The sign for a clearway – urban or otherwise – is a circle with a single red cross across a blue background. For urban clearways in particular, this symbol sits in the corner of a sign which details the days and times the restrictions are in effect. Usually the top half has a yellow background.
When you’re about to leave the clearway, you’ll see a similar sign which reads ‘End’.
Typically, urban clearways aren’t accompanied by specific road markings. However, they usually have repeater signs until the clearway ends.
When can I stop or park in an urban clearway?
During times of operation, you can only stop briefly in urban clearways to pick up or drop off passengers. You cannot park during these times.
Outside of the times of operation, you can usually stop or park. Make sure you check the signposting and road markings though. As you find urban clearways in busier spots of towns and cities, there’s likely to be conditions you need to be aware of, such as pay and display parking.
What is a red route?
Some areas operate red routes, which are a little like urban clearways, but more strict. You tend to find them on major bus routes in London, Leeds and the West Midlands. There’s also a similar scheme in Edinburgh.
You are forbidden to stop or park in red routes during designated hours. This means you can’t even pick up or drop off passengers. Exceptions are limited. You can pick up or drop off passengers if you’re a disabled blue badge holder or drive a taxi. Even if you’re a blue badge holder, you cannot park in a red route.
Red routes are strictly enforced. Fines usually range from £100 to £130, although they may be reduced if you pay within a short timeframe. These can be issued by parking attendants, traffic wardens, or if you’re caught violating restrictions on CCTV. In other words, it’s best not to risk it!
What does a red route sign look like?

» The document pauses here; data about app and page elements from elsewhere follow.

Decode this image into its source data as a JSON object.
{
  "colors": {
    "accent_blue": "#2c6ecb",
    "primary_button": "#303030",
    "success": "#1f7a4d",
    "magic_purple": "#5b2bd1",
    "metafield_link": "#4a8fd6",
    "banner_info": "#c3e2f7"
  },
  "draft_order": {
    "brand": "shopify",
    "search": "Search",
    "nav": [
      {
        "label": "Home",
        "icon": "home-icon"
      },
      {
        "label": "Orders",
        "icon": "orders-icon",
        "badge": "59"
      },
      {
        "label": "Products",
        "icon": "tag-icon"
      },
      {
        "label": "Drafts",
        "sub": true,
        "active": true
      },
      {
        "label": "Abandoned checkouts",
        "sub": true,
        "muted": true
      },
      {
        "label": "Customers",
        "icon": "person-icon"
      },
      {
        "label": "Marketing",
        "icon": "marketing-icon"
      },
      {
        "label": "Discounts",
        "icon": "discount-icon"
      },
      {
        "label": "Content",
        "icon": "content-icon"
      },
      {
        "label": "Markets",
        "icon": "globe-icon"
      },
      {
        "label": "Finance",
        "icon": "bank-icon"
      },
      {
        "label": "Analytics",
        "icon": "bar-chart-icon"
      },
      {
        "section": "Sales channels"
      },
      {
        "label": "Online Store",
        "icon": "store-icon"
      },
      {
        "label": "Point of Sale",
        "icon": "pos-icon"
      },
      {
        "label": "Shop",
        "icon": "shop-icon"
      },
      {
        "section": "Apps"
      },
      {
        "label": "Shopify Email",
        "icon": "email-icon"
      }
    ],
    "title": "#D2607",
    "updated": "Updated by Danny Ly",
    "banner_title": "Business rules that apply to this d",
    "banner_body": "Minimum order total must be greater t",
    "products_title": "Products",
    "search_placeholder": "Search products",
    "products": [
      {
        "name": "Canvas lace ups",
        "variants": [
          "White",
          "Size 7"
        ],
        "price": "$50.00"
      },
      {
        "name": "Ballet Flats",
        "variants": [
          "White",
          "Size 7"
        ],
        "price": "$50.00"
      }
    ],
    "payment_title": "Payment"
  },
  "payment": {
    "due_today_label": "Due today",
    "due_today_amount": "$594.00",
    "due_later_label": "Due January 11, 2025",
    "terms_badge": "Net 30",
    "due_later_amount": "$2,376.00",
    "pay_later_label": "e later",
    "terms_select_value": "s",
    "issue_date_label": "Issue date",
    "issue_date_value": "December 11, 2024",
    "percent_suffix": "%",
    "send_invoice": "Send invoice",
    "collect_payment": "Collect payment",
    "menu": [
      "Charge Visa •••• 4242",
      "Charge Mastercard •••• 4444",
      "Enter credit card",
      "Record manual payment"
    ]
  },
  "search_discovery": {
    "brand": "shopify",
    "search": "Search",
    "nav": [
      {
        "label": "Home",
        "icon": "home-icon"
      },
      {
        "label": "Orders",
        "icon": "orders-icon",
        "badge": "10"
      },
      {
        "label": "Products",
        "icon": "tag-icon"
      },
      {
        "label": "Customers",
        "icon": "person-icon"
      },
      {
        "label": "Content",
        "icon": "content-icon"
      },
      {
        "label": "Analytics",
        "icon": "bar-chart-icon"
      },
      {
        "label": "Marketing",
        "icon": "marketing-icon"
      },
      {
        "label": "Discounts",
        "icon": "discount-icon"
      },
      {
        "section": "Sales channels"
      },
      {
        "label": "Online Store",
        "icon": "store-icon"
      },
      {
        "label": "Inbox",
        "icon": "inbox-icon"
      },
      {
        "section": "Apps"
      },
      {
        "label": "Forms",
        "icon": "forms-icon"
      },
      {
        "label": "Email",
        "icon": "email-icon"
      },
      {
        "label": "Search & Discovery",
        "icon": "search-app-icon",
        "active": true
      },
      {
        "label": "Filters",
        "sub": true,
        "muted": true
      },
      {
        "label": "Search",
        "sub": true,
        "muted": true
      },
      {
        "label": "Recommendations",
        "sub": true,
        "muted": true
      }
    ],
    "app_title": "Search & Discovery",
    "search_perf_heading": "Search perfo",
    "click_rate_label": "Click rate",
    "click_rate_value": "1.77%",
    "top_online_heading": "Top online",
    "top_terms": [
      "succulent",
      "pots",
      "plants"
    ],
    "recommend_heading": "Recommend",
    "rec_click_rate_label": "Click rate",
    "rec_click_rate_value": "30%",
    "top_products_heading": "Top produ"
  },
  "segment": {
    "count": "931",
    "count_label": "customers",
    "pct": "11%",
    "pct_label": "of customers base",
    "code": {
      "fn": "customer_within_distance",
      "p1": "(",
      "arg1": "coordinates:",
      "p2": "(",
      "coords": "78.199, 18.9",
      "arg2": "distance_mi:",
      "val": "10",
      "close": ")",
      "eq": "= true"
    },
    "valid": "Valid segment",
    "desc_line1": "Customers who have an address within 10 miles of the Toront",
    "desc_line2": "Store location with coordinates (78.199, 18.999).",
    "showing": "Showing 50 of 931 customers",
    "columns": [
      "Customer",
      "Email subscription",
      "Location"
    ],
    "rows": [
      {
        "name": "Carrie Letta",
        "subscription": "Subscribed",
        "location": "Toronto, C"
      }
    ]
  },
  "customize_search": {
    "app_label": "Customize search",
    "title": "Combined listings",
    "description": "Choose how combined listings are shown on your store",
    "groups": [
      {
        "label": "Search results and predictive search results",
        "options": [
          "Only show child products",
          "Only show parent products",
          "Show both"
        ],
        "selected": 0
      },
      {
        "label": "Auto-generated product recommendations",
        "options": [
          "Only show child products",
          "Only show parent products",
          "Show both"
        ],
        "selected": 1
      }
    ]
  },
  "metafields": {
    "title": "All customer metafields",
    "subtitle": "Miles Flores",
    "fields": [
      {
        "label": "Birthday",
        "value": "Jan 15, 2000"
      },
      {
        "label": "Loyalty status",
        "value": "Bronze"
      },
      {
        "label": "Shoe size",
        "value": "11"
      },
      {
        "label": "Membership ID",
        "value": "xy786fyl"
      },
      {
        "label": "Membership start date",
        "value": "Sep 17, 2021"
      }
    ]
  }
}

The red route clearway symbol is similar to the regular clearway symbol, but has two crossed red lines on a blue background. The symbol is usually set in a white background, and the sign will state when the clearway is in operation. Some may be in operation at all times. Red routes are usually also accompanied by a double red line.
When is it possible to park in a red route?
You cannot park on double red lines. But red routes do sometimes have stretches of single red lines, where it’s possible to stop during specific signposted times. You can stop, but not park – and that applies to blue badge holders too.
Red routes may also have stretches of broken red lines, or unbroken white lines, which allow for loading and unloading, and disabled parking. Be sure to check the signposting though, just in case.